At the beginning of February, the bakery where I work part-time was damaged by a big fire that started in the restaurant right next door. The fire started about 3:45 AM on a Sunday morning in the basement of a Japanese restaurant housed in an old (by American standards) building in town. It took 4 hours for the fire departments (note the use of plural here--several in the area were called out) to put it out. There were two bakery employees--the night bakers--in the building at the time. Fortunately, they smelled smoke and got out in time. So did all the residents and pets who lived in the apartments above the restaurant and elsewhere in the building. But those residents all lost their homes in the fire; the restaurant and a neighboring realtor's office and the town's chamber of commerce were severely damaged and are set for demolition; and the bakery has been temporarily displaced since the morning of the fire. Here's a video with footage of the fire:
While a firewall and the work of the firefighters kept the fire from spreading into the bakery, the bakery got some water and smoke damage and has yet to have its power restored. Until the store can be reopened, the bakery is fortunate in that it has a wholesale facility in a neighboring village where it can bake (but not sell) most of the same products it made at its store location. For 2 weeks after the fire, the bakery sold out of a small room in the village hall (where it kind of looked like we bakery employees were just having a community bake sale). Since then, we've been working out of a temporary location a couple blocks from the original location.
This fire came at an especially bad time for the bakery, as it happened just a few weeks before its biggest time of year, Paczki Fest. Paczki, for those of you who sadly don't know, are Polish jam or cream-filled pastries that are traditionally made and eaten in the days leading up to Ash Wednesday and the long Lenten fast. They're a big deal around here in Chicago, where the Polish population is second in the world only to Warsaw. The bakery I work at is owned by a Polish-American family who have been in the business for decades. During Paczki Fest, the bakery gets more customers than during major holidays such as Christmas and Thanksgiving and sells nearly 50 varieties of paczki. Needless to say, this fire was one of the worst things that could happen to Chicagoland's north-side Polish and otherwise paczki-loving community. Paczki Fest prevailed, however, and went ahead as always. Never underestimate the power of the paczki.
I wish that was where the bad news of February ended. But near the end of the month one of my mother's closest friends lost a long and very courageous battle with cancer.

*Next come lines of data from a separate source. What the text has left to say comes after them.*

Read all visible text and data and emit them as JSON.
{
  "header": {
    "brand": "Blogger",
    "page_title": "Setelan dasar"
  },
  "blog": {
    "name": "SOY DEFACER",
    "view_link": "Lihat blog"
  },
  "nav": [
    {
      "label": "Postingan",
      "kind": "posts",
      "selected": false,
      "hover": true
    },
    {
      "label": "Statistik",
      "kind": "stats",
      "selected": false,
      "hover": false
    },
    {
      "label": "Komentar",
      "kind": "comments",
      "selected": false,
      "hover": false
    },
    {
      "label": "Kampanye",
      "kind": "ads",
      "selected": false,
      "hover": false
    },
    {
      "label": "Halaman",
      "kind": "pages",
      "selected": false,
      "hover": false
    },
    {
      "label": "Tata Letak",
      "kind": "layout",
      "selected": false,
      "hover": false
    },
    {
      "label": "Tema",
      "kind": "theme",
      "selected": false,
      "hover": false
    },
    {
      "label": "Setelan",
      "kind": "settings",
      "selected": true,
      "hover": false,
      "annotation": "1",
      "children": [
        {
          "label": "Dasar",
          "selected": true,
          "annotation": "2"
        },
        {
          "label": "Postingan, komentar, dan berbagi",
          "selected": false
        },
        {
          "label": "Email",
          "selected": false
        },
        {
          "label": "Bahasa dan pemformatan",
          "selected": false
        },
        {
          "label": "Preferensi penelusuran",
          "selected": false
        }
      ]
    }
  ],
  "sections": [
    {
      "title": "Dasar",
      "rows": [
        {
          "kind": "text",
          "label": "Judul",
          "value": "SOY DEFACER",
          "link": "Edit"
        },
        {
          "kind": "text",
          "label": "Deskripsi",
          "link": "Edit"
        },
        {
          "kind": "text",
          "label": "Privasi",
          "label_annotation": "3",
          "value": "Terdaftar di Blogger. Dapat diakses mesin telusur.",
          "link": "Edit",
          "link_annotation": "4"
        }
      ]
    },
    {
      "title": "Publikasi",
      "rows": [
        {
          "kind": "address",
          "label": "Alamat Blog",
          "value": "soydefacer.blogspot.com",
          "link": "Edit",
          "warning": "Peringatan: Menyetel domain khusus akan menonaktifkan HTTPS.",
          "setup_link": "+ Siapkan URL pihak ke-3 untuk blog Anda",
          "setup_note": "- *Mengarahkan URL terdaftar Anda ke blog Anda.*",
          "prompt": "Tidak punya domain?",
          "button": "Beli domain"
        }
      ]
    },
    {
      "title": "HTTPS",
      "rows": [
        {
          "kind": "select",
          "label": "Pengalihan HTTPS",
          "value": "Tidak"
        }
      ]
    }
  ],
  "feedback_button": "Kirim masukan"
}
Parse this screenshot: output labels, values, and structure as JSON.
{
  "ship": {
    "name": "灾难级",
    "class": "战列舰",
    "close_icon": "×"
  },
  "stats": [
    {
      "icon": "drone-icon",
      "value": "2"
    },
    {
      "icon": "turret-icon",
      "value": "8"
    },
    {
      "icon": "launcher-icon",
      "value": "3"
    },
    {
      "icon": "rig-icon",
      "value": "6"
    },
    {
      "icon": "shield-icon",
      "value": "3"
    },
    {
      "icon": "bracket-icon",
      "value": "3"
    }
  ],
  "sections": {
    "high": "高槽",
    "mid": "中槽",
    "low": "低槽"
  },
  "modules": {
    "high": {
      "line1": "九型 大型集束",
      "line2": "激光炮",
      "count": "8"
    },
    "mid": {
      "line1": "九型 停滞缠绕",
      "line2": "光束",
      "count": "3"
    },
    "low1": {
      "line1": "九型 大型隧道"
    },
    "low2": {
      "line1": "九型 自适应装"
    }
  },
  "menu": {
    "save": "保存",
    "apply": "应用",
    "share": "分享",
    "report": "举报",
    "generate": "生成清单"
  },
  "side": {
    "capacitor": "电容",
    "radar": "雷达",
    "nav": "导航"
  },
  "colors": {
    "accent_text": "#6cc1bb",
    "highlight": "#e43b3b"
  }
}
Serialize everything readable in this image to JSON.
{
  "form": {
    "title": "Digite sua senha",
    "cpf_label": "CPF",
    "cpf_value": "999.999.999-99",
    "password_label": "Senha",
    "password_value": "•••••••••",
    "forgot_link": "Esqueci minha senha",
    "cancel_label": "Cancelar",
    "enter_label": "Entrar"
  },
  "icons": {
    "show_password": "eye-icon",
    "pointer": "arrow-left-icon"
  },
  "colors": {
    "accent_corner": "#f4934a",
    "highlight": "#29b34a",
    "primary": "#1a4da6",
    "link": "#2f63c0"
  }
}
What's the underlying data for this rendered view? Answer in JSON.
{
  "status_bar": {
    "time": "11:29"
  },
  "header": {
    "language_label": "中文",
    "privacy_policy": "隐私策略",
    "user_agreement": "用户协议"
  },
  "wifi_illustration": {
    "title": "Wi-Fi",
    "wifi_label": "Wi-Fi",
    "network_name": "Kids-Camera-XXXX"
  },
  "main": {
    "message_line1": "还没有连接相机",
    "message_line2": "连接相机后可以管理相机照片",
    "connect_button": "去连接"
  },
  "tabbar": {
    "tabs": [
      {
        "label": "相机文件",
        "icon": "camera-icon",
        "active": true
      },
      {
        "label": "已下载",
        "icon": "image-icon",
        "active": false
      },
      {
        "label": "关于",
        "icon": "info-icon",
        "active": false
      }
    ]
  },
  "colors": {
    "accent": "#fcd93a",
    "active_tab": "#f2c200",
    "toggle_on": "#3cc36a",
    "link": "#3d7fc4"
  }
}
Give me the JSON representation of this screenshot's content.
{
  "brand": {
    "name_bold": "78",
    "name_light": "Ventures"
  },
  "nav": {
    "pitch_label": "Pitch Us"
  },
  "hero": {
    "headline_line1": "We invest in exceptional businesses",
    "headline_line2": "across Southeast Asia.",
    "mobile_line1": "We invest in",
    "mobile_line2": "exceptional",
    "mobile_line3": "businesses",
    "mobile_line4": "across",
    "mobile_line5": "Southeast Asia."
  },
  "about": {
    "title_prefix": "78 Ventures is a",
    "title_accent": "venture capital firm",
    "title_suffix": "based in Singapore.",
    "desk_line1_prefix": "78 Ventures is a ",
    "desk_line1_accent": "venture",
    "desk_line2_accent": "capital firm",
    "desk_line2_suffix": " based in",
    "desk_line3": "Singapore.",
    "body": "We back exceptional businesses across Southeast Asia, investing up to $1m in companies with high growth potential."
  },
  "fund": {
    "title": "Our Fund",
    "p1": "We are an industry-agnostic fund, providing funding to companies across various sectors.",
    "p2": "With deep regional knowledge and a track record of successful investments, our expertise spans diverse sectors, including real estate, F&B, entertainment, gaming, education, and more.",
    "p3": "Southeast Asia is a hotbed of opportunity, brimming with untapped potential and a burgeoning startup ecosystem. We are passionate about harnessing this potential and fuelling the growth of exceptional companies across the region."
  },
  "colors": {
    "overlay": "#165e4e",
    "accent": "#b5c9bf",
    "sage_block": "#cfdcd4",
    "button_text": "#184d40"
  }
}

Though her friend's death wasn't sudden or a surprise, my mother was upset and already misses her friend greatly. She was a unique and strong person and a friend to my mother for over 60 years.
Two days after this came the shocking news that an old friend in Ireland died when he fell into the sea off one of the Aran Islands. He was only in his early 50s. He was a popular man and an unforgettable character, and he was friends with many of the visitors who've come to the islands over the years. He had a mighty laugh. I saw him last time I was in Ireland, last fall. It is hard to imagine the island without him.
It's the 7th of March now. February is over. The cold weather is still here, still being stubborn, and there's still at least 2 feet of snow on the ground around here. But the beginning of this month brought a little good news--for me at least. An essay of mine will be published in an upcoming Irish-themed issue of the wonderful online journal Literary Orphans next month. And some pictures of mine will be featured on a blog project that started up this year that explores the "new Americana," called Rockwell's Camera Phone. I'm thrilled of course. Acceptance always makes me feel like maybe I'm finally doing something right. As with the poems I mentioned in the previous post, I'll post more info and links when the publishing/posting dates arrive for all these pieces.
Hope a better, warmer wind comes along for this 2014 soon.